If you want to stay with your bank

Changing banks can be time-consuming. If you decide that you want to stay with your bank after an account is involuntarily closed, here are three steps you can take:

  1. Find out why the account was closed. Call your bank and ask it to explain why they chose to close the account.
  2. Pay the balance. If the reason the account was closed was due to an unpaid balance, find out how much it is and pay it off.
  3. Ask to reopen the account. Once your account balance is settled, the bank may be willing to reopen it. If it’s unable to do that, you can explore opening a new account with the same bank. If the bank won't allow you to open a new account, it's time to look for a new financial institution.

If you have any reason to believe your account was wrongfully closed, contact the Office of the Comptroller's (OCC) Customer Assistance Group.

Ideally, you'll never experience an involuntary bank account closure. However, if it happens, you have options.   

These savings accounts are FDIC insured and could earn you 11x your bank

Many people are missing out on guaranteed returns as their money languishes in a big bank savings account earning next to no interest. Our picks of the best online savings accounts could earn you 11x the national average savings account rate. Click here to uncover the best-in-class accounts that landed a spot on our short list of the best savings accounts for 2024.

Two of our top online savings account picks:

Rates as of Jun 16, 2024 Ratings Methodology
Advertisement
SoFi Checking and Savings Capital One 360 Performance Savings
Member FDIC. Member FDIC.
Rating image, 4.50 out of 5 stars.
4.50/5 Circle with letter I in it. Our ratings are based on a 5 star scale. 5 stars equals Best. 4 stars equals Excellent. 3 stars equals Good. 2 stars equals Fair. 1 star equals Poor. We want your money to work harder for you. Which is why our ratings are biased toward offers that deliver versatility while cutting out-of-pocket costs.
= Best
= Excellent
= Good
= Fair
= Poor
Rating image, 4.00 out of 5 stars.
4.00/5 Circle with letter I in it. Our ratings are based on a 5 star scale. 5 stars equals Best. 4 stars equals Excellent. 3 stars equals Good. 2 stars equals Fair. 1 star equals Poor. We want your money to work harder for you. Which is why our ratings are biased toward offers that deliver versatility while cutting out-of-pocket costs.
= Best
= Excellent
= Good
= Fair
= Poor

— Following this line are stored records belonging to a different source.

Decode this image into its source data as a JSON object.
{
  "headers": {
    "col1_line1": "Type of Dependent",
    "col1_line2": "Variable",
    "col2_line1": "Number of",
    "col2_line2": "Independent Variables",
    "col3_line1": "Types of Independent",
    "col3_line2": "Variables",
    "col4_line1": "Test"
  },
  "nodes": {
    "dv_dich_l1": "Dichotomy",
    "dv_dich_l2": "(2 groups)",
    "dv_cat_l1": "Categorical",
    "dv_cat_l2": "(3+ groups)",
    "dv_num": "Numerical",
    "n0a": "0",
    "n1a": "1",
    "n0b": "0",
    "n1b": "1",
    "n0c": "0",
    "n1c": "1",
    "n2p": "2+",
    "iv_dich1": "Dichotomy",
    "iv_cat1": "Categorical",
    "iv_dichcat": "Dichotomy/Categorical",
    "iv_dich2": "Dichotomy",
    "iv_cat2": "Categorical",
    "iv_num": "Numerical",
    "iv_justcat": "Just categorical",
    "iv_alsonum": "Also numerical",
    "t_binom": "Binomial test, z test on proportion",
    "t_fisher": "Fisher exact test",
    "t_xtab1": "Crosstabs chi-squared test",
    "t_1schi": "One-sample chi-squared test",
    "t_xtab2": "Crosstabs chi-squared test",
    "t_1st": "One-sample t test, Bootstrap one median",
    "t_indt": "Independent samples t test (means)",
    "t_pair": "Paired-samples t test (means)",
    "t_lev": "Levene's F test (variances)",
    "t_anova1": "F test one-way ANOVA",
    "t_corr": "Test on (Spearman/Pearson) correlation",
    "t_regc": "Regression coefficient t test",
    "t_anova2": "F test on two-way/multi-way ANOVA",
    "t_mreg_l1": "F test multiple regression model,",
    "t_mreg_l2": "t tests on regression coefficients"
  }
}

APY: up to 4.60%

APY: 4.25%

Min. to earn APY: $0

Min. to earn APY: $0

Our Research Expert

Related Articles

View All Articles Learn More Link Arrow